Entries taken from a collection
------

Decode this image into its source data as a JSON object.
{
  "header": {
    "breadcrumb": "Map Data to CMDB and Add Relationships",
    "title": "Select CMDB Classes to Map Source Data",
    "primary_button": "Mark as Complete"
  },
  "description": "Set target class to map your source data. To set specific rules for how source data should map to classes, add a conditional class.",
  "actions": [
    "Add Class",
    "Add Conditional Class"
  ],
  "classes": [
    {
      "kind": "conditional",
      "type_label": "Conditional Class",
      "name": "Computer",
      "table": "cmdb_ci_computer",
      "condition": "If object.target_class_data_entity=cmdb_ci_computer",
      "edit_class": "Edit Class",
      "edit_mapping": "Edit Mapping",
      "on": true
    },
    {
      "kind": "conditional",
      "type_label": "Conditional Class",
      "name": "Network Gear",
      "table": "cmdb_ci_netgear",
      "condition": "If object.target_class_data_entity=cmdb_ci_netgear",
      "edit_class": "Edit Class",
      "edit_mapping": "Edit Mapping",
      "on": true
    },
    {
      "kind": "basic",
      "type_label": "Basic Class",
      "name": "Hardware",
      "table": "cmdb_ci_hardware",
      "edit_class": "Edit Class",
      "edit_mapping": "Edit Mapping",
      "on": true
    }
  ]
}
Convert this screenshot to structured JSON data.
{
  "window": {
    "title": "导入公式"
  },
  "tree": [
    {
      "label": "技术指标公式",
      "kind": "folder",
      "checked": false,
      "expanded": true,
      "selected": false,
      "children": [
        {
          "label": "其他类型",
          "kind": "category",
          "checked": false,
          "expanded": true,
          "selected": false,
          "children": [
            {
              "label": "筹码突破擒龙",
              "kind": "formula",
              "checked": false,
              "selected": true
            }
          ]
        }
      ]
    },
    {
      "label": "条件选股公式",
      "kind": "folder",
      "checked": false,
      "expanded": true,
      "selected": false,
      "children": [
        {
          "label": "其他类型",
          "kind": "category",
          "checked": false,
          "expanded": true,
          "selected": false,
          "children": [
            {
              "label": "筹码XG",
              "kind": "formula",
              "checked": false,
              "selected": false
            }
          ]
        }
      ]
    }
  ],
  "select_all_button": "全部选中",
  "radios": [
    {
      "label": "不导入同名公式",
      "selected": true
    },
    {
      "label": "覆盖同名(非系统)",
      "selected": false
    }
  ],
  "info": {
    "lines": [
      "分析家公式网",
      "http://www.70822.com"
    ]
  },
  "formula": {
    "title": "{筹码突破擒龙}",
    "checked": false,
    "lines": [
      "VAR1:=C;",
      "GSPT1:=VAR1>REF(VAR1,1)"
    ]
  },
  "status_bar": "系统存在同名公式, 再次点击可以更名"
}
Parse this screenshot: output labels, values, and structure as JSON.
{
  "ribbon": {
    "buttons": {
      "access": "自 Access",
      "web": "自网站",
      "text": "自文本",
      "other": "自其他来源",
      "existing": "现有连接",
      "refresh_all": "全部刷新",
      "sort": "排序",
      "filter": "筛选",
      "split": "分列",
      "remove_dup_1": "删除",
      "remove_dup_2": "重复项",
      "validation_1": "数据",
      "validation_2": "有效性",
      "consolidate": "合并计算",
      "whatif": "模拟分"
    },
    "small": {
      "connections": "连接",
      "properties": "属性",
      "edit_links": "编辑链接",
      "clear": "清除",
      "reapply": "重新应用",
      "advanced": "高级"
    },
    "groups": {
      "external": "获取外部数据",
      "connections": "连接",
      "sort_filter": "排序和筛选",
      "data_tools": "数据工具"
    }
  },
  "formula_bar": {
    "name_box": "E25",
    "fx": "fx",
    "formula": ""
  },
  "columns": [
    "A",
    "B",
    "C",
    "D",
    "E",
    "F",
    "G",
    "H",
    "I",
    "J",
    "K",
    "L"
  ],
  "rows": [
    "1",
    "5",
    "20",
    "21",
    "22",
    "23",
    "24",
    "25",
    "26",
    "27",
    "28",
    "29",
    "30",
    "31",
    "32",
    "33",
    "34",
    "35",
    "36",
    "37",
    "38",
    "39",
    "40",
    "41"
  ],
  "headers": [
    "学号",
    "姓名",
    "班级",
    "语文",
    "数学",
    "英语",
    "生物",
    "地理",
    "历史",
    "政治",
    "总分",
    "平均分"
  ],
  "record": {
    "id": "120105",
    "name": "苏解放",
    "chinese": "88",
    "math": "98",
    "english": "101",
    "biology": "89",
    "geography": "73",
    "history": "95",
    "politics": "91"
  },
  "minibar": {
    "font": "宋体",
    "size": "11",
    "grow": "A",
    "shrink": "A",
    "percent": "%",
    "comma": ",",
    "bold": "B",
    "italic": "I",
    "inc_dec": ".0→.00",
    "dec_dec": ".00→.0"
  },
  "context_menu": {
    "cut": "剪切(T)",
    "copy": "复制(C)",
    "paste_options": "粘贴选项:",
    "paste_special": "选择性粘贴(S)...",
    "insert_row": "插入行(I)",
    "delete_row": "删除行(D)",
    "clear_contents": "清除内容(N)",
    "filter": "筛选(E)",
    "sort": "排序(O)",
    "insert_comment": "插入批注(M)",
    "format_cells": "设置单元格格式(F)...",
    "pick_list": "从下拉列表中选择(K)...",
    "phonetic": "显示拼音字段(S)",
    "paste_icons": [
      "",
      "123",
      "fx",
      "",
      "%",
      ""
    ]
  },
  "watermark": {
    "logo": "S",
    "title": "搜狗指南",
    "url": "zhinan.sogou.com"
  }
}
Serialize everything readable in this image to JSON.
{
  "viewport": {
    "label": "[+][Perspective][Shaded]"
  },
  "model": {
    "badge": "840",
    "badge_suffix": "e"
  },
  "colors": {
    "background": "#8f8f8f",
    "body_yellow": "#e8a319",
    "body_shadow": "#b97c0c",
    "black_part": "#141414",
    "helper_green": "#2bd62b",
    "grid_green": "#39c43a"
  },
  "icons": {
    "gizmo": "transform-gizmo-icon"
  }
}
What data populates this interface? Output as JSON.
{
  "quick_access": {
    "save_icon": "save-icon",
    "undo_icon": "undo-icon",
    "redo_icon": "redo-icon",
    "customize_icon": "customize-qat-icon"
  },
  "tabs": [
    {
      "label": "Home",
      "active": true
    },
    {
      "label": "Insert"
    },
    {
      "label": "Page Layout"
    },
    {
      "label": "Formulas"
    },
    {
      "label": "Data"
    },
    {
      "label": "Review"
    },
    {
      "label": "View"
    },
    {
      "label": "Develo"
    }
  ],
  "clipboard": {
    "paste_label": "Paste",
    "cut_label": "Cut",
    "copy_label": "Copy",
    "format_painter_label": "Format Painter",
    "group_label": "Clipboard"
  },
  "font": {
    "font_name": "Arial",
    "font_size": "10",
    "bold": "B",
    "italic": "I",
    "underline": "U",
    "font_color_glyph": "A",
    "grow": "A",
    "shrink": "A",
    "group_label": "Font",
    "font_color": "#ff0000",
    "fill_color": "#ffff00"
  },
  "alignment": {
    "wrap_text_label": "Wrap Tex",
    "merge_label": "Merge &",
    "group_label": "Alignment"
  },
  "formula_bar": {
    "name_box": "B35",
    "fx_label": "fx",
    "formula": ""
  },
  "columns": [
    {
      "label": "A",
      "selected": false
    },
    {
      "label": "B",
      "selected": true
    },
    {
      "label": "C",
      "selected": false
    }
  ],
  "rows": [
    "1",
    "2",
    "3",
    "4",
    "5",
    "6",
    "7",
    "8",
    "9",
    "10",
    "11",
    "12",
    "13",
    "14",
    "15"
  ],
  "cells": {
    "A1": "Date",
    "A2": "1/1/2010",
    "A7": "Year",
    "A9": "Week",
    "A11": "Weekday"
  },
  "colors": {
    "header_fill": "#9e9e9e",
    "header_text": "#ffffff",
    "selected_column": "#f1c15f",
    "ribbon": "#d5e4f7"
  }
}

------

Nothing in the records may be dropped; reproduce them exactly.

• **WORKED SOLUTION**
Decode this image into its source data as a JSON object.
{
  "header": {
    "breadcrumb": "Map Data to CMDB and Add Relationships",
    "title": "Select CMDB Classes to Map Source Data",
    "primary_button": "Mark as Complete"
  },
  "description": "Set target class to map your source data. To set specific rules for how source data should map to classes, add a conditional class.",
  "actions": [
    "Add Class",
    "Add Conditional Class"
  ],
  "classes": [
    {
      "kind": "conditional",
      "type_label": "Conditional Class",
      "name": "Computer",
      "table": "cmdb_ci_computer",
      "condition": "If object.target_class_data_entity=cmdb_ci_computer",
      "edit_class": "Edit Class",
      "edit_mapping": "Edit Mapping",
      "on": true
    },
    {
      "kind": "conditional",
      "type_label": "Conditional Class",
      "name": "Network Gear",
      "table": "cmdb_ci_netgear",
      "condition": "If object.target_class_data_entity=cmdb_ci_netgear",
      "edit_class": "Edit Class",
      "edit_mapping": "Edit Mapping",
      "on": true
    },
    {
      "kind": "basic",
      "type_label": "Basic Class",
      "name": "Hardware",
      "table": "cmdb_ci_hardware",
      "edit_class": "Edit Class",
      "edit_mapping": "Edit Mapping",
      "on": true
    }
  ]
}
Convert this screenshot to structured JSON data.
{
  "window": {
    "title": "导入公式"
  },
  "tree": [
    {
      "label": "技术指标公式",
      "kind": "folder",
      "checked": false,
      "expanded": true,
      "selected": false,
      "children": [
        {
          "label": "其他类型",
          "kind": "category",
          "checked": false,
          "expanded": true,
          "selected": false,
          "children": [
            {
              "label": "筹码突破擒龙",
              "kind": "formula",
              "checked": false,
              "selected": true
            }
          ]
        }
      ]
    },
    {
      "label": "条件选股公式",
      "kind": "folder",
      "checked": false,
      "expanded": true,
      "selected": false,
      "children": [
        {
          "label": "其他类型",
          "kind": "category",
          "checked": false,
          "expanded": true,
          "selected": false,
          "children": [
            {
              "label": "筹码XG",
              "kind": "formula",
              "checked": false,
              "selected": false
            }
          ]
        }
      ]
    }
  ],
  "select_all_button": "全部选中",
  "radios": [
    {
      "label": "不导入同名公式",
      "selected": true
    },
    {
      "label": "覆盖同名(非系统)",
      "selected": false
    }
  ],
  "info": {
    "lines": [
      "分析家公式网",
      "http://www.70822.com"
    ]
  },
  "formula": {
    "title": "{筹码突破擒龙}",
    "checked": false,
    "lines": [
      "VAR1:=C;",
      "GSPT1:=VAR1>REF(VAR1,1)"
    ]
  },
  "status_bar": "系统存在同名公式, 再次点击可以更名"
}
Parse this screenshot: output labels, values, and structure as JSON.
{
  "ribbon": {
    "buttons": {
      "access": "自 Access",
      "web": "自网站",
      "text": "自文本",
      "other": "自其他来源",
      "existing": "现有连接",
      "refresh_all": "全部刷新",
      "sort": "排序",
      "filter": "筛选",
      "split": "分列",
      "remove_dup_1": "删除",
      "remove_dup_2": "重复项",
      "validation_1": "数据",
      "validation_2": "有效性",
      "consolidate": "合并计算",
      "whatif": "模拟分"
    },
    "small": {
      "connections": "连接",
      "properties": "属性",
      "edit_links": "编辑链接",
      "clear": "清除",
      "reapply": "重新应用",
      "advanced": "高级"
    },
    "groups": {
      "external": "获取外部数据",
      "connections": "连接",
      "sort_filter": "排序和筛选",
      "data_tools": "数据工具"
    }
  },
  "formula_bar": {
    "name_box": "E25",
    "fx": "fx",
    "formula": ""
  },
  "columns": [
    "A",
    "B",
    "C",
    "D",
    "E",
    "F",
    "G",
    "H",
    "I",
    "J",
    "K",
    "L"
  ],
  "rows": [
    "1",
    "5",
    "20",
    "21",
    "22",
    "23",
    "24",
    "25",
    "26",
    "27",
    "28",
    "29",
    "30",
    "31",
    "32",
    "33",
    "34",
    "35",
    "36",
    "37",
    "38",
    "39",
    "40",
    "41"
  ],
  "headers": [
    "学号",
    "姓名",
    "班级",
    "语文",
    "数学",
    "英语",
    "生物",
    "地理",
    "历史",
    "政治",
    "总分",
    "平均分"
  ],
  "record": {
    "id": "120105",
    "name": "苏解放",
    "chinese": "88",
    "math": "98",
    "english": "101",
    "biology": "89",
    "geography": "73",
    "history": "95",
    "politics": "91"
  },
  "minibar": {
    "font": "宋体",
    "size": "11",
    "grow": "A",
    "shrink": "A",
    "percent": "%",
    "comma": ",",
    "bold": "B",
    "italic": "I",
    "inc_dec": ".0→.00",
    "dec_dec": ".00→.0"
  },
  "context_menu": {
    "cut": "剪切(T)",
    "copy": "复制(C)",
    "paste_options": "粘贴选项:",
    "paste_special": "选择性粘贴(S)...",
    "insert_row": "插入行(I)",
    "delete_row": "删除行(D)",
    "clear_contents": "清除内容(N)",
    "filter": "筛选(E)",
    "sort": "排序(O)",
    "insert_comment": "插入批注(M)",
    "format_cells": "设置单元格格式(F)...",
    "pick_list": "从下拉列表中选择(K)...",
    "phonetic": "显示拼音字段(S)",
    "paste_icons": [
      "",
      "123",
      "fx",
      "",
      "%",
      ""
    ]
  },
  "watermark": {
    "logo": "S",
    "title": "搜狗指南",
    "url": "zhinan.sogou.com"
  }
}
Serialize everything readable in this image to JSON.
{
  "viewport": {
    "label": "[+][Perspective][Shaded]"
  },
  "model": {
    "badge": "840",
    "badge_suffix": "e"
  },
  "colors": {
    "background": "#8f8f8f",
    "body_yellow": "#e8a319",
    "body_shadow": "#b97c0c",
    "black_part": "#141414",
    "helper_green": "#2bd62b",
    "grid_green": "#39c43a"
  },
  "icons": {
    "gizmo": "transform-gizmo-icon"
  }
}
What data populates this interface? Output as JSON.
{
  "quick_access": {
    "save_icon": "save-icon",
    "undo_icon": "undo-icon",
    "redo_icon": "redo-icon",
    "customize_icon": "customize-qat-icon"
  },
  "tabs": [
    {
      "label": "Home",
      "active": true
    },
    {
      "label": "Insert"
    },
    {
      "label": "Page Layout"
    },
    {
      "label": "Formulas"
    },
    {
      "label": "Data"
    },
    {
      "label": "Review"
    },
    {
      "label": "View"
    },
    {
      "label": "Develo"
    }
  ],
  "clipboard": {
    "paste_label": "Paste",
    "cut_label": "Cut",
    "copy_label": "Copy",
    "format_painter_label": "Format Painter",
    "group_label": "Clipboard"
  },
  "font": {
    "font_name": "Arial",
    "font_size": "10",
    "bold": "B",
    "italic": "I",
    "underline": "U",
    "font_color_glyph": "A",
    "grow": "A",
    "shrink": "A",
    "group_label": "Font",
    "font_color": "#ff0000",
    "fill_color": "#ffff00"
  },
  "alignment": {
    "wrap_text_label": "Wrap Tex",
    "merge_label": "Merge &",
    "group_label": "Alignment"
  },
  "formula_bar": {
    "name_box": "B35",
    "fx_label": "fx",
    "formula": ""
  },
  "columns": [
    {
      "label": "A",
      "selected": false
    },
    {
      "label": "B",
      "selected": true
    },
    {
      "label": "C",
      "selected": false
    }
  ],
  "rows": [
    "1",
    "2",
    "3",
    "4",
    "5",
    "6",
    "7",
    "8",
    "9",
    "10",
    "11",
    "12",
    "13",
    "14",
    "15"
  ],
  "cells": {
    "A1": "Date",
    "A2": "1/1/2010",
    "A7": "Year",
    "A9": "Week",
    "A11": "Weekday"
  },
  "colors": {
    "header_fill": "#9e9e9e",
    "header_text": "#ffffff",
    "selected_column": "#f1c15f",
    "ribbon": "#d5e4f7"
  }
}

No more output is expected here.